Page and application data records:
Segment Open

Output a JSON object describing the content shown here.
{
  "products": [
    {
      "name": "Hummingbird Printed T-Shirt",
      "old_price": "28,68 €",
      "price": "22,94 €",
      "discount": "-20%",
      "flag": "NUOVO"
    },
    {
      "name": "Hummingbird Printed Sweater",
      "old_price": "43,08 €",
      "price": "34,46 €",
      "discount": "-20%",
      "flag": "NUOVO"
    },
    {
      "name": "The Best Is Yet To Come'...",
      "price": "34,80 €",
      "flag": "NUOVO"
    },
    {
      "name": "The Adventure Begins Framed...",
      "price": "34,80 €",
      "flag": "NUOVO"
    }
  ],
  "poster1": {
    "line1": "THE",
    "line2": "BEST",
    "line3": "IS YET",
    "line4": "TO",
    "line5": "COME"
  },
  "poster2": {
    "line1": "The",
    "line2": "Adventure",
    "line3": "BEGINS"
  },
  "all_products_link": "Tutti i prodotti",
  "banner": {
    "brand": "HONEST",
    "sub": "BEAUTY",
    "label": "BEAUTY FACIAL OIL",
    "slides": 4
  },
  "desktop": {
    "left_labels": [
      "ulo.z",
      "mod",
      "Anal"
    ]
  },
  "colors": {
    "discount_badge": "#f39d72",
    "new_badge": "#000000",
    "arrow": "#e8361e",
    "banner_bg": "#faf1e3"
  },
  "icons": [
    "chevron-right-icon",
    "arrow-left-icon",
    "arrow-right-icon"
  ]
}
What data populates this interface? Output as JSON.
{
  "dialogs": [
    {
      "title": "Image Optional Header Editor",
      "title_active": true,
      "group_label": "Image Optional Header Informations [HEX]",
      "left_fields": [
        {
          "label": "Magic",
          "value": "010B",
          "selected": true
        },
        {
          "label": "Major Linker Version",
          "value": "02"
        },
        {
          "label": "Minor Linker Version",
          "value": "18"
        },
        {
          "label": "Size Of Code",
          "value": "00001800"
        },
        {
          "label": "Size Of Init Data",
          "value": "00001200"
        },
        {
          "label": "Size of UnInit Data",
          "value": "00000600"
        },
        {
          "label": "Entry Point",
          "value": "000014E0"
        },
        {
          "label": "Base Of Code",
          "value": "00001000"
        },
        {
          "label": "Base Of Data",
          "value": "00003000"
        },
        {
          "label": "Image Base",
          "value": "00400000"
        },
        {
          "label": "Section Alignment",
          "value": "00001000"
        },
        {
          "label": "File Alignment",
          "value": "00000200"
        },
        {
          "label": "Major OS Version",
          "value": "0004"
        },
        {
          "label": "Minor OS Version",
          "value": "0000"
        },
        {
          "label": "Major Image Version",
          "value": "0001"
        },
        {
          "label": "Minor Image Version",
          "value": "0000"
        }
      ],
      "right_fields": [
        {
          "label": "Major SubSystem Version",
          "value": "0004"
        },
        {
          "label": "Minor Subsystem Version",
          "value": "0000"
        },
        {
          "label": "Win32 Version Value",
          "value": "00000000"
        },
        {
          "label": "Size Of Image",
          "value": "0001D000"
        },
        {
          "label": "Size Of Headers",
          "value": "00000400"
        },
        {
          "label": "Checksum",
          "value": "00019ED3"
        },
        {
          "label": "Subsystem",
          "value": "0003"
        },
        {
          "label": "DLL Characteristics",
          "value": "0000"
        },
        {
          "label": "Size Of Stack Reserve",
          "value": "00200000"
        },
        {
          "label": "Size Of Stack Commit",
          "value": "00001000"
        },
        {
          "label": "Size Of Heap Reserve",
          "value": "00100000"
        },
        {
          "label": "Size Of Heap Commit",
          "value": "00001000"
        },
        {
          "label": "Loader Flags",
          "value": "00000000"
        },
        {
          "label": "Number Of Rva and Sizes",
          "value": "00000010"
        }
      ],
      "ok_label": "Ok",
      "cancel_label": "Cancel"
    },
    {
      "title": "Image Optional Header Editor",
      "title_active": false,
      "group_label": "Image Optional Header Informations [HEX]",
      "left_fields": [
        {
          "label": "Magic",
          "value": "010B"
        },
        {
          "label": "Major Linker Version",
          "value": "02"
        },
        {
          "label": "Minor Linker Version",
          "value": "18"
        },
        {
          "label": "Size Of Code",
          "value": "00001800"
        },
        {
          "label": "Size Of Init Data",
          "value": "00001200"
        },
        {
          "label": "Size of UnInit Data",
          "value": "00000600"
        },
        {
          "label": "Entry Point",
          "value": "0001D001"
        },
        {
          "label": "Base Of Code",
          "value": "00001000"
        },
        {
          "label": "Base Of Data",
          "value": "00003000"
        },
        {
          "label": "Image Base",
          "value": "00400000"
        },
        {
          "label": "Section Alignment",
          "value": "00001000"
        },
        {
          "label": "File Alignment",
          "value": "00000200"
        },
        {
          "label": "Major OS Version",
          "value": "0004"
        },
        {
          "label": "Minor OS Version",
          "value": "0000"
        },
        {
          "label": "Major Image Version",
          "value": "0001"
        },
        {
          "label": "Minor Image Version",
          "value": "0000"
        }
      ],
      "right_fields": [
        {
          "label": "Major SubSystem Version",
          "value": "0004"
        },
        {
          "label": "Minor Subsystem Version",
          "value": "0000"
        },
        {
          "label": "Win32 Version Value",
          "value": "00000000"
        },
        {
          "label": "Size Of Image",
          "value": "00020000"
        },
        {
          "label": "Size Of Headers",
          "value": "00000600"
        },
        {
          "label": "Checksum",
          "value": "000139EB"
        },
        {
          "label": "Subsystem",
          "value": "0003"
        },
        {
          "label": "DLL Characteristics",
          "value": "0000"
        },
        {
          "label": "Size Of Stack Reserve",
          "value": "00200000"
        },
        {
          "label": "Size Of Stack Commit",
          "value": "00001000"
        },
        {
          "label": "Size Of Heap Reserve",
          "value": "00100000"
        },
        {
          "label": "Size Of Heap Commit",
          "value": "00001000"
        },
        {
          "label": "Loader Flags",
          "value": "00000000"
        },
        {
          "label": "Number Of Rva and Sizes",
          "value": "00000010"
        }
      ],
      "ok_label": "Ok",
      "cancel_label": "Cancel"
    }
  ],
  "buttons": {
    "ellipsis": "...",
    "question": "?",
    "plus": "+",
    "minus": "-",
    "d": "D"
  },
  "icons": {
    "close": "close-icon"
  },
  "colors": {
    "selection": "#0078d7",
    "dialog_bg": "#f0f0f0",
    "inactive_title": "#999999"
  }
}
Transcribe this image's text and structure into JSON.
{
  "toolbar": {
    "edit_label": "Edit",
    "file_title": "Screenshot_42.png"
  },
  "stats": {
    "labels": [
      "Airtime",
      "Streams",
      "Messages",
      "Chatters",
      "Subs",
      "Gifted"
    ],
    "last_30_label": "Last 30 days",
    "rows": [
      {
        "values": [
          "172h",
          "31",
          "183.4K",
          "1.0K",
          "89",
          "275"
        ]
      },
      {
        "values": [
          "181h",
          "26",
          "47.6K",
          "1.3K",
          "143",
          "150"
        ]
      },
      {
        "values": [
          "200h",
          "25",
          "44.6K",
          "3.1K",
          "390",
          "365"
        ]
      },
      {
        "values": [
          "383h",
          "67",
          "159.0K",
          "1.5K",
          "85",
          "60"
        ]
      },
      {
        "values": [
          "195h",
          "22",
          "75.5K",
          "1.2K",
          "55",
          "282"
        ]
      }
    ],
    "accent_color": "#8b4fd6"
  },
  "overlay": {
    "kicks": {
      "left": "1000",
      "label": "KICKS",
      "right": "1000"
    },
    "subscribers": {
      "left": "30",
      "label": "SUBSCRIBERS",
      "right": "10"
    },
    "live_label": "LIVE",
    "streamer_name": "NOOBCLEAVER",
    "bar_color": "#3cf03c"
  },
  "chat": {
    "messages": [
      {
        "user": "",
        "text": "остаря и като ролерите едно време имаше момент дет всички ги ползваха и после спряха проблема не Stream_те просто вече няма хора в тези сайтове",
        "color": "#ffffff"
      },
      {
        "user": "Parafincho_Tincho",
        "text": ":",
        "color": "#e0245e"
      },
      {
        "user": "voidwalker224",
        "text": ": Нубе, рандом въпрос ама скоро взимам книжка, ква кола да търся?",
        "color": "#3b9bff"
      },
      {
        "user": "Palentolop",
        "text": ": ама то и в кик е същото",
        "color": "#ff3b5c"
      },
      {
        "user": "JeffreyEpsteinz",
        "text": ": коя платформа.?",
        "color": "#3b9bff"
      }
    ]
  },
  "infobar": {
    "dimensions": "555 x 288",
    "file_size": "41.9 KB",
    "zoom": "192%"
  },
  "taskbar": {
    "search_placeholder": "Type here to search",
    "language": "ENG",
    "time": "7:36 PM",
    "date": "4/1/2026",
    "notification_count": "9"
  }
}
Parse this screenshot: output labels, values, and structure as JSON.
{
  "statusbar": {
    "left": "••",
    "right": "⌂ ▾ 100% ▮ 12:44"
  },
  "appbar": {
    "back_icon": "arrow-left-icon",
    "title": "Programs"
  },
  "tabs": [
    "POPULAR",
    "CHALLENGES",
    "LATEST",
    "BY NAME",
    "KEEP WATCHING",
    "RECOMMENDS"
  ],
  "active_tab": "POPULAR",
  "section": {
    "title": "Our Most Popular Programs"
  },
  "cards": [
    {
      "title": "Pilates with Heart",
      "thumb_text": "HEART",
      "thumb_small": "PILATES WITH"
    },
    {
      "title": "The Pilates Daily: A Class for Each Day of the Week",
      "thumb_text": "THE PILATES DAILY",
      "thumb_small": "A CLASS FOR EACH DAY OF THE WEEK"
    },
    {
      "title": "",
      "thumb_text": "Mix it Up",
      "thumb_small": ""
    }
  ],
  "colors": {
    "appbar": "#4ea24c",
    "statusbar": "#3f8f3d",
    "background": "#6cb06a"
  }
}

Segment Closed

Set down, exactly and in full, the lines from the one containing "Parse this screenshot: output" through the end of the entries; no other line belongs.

◆ TASK OUTPUT ◆
Parse this screenshot: output labels, values, and structure as JSON.
{
  "statusbar": {
    "left": "••",
    "right": "⌂ ▾ 100% ▮ 12:44"
  },
  "appbar": {
    "back_icon": "arrow-left-icon",
    "title": "Programs"
  },
  "tabs": [
    "POPULAR",
    "CHALLENGES",
    "LATEST",
    "BY NAME",
    "KEEP WATCHING",
    "RECOMMENDS"
  ],
  "active_tab": "POPULAR",
  "section": {
    "title": "Our Most Popular Programs"
  },
  "cards": [
    {
      "title": "Pilates with Heart",
      "thumb_text": "HEART",
      "thumb_small": "PILATES WITH"
    },
    {
      "title": "The Pilates Daily: A Class for Each Day of the Week",
      "thumb_text": "THE PILATES DAILY",
      "thumb_small": "A CLASS FOR EACH DAY OF THE WEEK"
    },
    {
      "title": "",
      "thumb_text": "Mix it Up",
      "thumb_small": ""
    }
  ],
  "colors": {
    "appbar": "#4ea24c",
    "statusbar": "#3f8f3d",
    "background": "#6cb06a"
  }
}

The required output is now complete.